It’s certainly going to be a challenge, but I’m really excited about that prospect - and have been preparing to take on the role for the last 12 months during my time as Vice Chair, where I learned a lot from my predecessor. Last month, I got voted in at the Annual General Meeting, which was obviously a huge honour and I have lots of things that I want to do over the next 12 months to maximise the potential of the society as an industry influencer.
There are a number of things that I want to accomplish this year, and I’m really working hard with the rest of the committee to try and get plans in motion.
I’m trying to be optimistic and assume that we’re not going to have another lockdown – I’m trying to push bringing back all the in-person events that we used to do prior to the pandemic. I think everybody is just a bit tired of webinars and online meetings now.
For the first few months, we’ve already booked a few in-person seminars – including a UK outlook, which we do every year in association with the IPF; a seminar on life sciences in February; and a seminar on greenwashing within real estate in April. We’ve also got a couple of social events booked in around then as well.
Another thing I’m planning to do this year is a new initiative we’re calling the “SPR roundtables”. These will be smaller, more intimate seminars, with around 15 researchers in a boardroom, and the idea is to have a 20-minute presentation on a particular topic - then spend the rest of the time debating and discussing that topic, while having some coffee and croissants.

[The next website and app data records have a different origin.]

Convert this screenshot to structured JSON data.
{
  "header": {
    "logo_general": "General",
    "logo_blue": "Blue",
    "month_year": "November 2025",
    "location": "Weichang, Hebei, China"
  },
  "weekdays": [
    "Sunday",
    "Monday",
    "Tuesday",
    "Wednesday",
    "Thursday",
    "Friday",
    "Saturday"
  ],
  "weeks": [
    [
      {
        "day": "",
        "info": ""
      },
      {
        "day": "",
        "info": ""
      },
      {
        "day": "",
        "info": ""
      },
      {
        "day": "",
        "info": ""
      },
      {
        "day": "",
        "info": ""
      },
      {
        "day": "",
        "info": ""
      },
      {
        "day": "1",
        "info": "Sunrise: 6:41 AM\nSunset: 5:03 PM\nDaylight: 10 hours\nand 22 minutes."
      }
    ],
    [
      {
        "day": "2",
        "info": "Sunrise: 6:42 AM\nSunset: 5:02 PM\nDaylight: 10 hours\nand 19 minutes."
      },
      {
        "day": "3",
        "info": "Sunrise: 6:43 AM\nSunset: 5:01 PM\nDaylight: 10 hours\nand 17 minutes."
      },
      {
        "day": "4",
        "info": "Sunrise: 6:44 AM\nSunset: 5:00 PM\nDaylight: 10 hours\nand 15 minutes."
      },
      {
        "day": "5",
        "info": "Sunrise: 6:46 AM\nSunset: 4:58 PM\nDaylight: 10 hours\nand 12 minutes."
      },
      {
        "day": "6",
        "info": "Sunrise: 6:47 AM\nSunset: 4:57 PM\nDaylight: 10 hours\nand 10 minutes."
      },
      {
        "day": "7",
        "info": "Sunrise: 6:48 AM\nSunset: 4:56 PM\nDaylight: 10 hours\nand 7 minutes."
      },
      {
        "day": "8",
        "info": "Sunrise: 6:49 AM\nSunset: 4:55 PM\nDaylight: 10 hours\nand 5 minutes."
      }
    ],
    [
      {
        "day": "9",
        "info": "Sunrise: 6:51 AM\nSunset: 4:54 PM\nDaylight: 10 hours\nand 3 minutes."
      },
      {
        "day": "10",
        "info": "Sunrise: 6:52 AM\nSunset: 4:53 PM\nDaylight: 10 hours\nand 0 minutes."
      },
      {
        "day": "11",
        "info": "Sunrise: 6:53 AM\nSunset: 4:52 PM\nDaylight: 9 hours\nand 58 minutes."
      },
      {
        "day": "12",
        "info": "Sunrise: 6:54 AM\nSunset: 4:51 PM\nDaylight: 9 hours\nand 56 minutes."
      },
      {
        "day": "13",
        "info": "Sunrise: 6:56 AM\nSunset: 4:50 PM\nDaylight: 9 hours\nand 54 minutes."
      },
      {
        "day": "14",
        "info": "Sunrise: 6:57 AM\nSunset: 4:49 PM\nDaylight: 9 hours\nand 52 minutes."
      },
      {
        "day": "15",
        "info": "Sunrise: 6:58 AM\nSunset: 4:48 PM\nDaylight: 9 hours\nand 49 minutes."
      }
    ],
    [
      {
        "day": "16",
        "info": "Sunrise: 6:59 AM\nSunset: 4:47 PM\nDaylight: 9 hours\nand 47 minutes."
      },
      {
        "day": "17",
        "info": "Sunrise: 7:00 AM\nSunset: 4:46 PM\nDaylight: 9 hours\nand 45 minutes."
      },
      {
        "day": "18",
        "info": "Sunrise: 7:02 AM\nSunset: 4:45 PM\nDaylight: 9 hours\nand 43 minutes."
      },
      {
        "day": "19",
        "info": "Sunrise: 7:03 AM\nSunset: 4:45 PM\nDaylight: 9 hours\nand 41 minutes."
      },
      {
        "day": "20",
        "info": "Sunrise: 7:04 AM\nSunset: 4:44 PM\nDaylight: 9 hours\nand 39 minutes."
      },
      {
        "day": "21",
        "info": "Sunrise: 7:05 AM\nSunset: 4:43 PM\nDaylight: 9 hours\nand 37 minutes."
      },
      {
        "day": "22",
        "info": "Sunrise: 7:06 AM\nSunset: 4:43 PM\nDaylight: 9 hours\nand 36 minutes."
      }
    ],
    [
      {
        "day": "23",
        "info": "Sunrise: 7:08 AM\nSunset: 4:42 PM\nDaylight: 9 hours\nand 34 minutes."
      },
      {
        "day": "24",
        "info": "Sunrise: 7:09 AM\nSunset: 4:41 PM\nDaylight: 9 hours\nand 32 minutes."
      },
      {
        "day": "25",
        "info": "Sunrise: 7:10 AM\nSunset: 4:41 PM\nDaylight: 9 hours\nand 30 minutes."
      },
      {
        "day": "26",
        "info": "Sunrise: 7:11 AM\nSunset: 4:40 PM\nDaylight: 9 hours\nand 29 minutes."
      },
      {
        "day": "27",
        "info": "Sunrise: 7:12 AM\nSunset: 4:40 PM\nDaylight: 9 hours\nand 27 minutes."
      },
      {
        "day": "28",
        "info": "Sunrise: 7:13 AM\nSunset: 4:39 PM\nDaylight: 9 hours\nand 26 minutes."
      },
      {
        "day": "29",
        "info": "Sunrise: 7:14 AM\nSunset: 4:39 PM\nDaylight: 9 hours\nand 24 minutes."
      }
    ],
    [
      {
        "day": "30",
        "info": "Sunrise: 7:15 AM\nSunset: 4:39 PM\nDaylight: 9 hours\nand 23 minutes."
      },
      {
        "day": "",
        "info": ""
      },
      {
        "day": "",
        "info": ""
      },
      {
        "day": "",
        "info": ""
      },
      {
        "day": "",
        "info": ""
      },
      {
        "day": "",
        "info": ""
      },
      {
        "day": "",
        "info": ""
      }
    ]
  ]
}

I think firstly, it should highlight Cromwell’s research team within the industry. The other thing is it gives us the option to explore other areas of real estate more easily. As I mentioned before, if there is a particular area of real estate we want to investigate or know more about, the SPR is a great way to get into it.

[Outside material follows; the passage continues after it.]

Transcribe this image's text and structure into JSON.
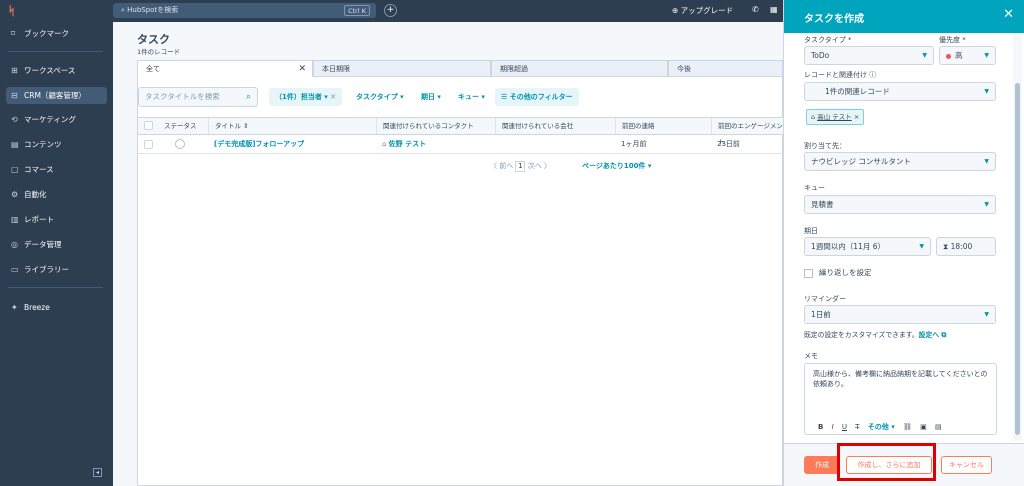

I believe next year is still largely going to be dictated by inflation and interest rates. Inflation is obviously still very high at the moment, and I think it will continue to be the case throughout next year. When we wrote our report on the relationship between interest rates and real estate yields, we didn’t write it about the current climate specifically, so it should have a longer shelf life and certainly the conclusions will be relevant to next year.
But in terms of the focus points for research, I think we will continue to highlight where we believe there is value and opportunity in the market. We're currently working on our house view for next year and the investment strategy, which will really highlight what are our views on the different segments of the market.
Anyone who has seen Tom and I present this year would, probably have heard us talk about the six megatrends - environment, technology, localism, cities, mobility, and generations. These trends drive a lot of what we do, and change the way people live, work, and play.
We believe that, in time, they will prompt structural changes in our economies and societies. A good example is the way people started shopping online ten years ago, and the impact that it has had on the logistics and retail markets.
I believe investors that understand the megatrends and their implications, can pre-empt changes, and then adapt their investment strategies accordingly.
If you focus on the six megatrends to anticipate how demand is going change tomorrow and take action today, it should maximise your upsides return, but also minimise the risk.
I’m from near Liverpool originally and everyone there likes football and music – so, I’m no different.
I’m a big Liverpool fan, and thankfully there are a few other Reds in the office, so it’s great to chat to those guys – particularly when the team is playing badly (like we are this season). I also play football each week with a team in Milton Keynes, which is why I’m usually hobbling around the office on Wednesdays.
I’ve always played music, but mainly open mic nights and things like that now. I also like going to gigs – I actually booked tickets to go and see Morgan Wade at the Royal Albert Hall this morning!
This is all when I’m not running the kids to ballet, football, piano, swimming…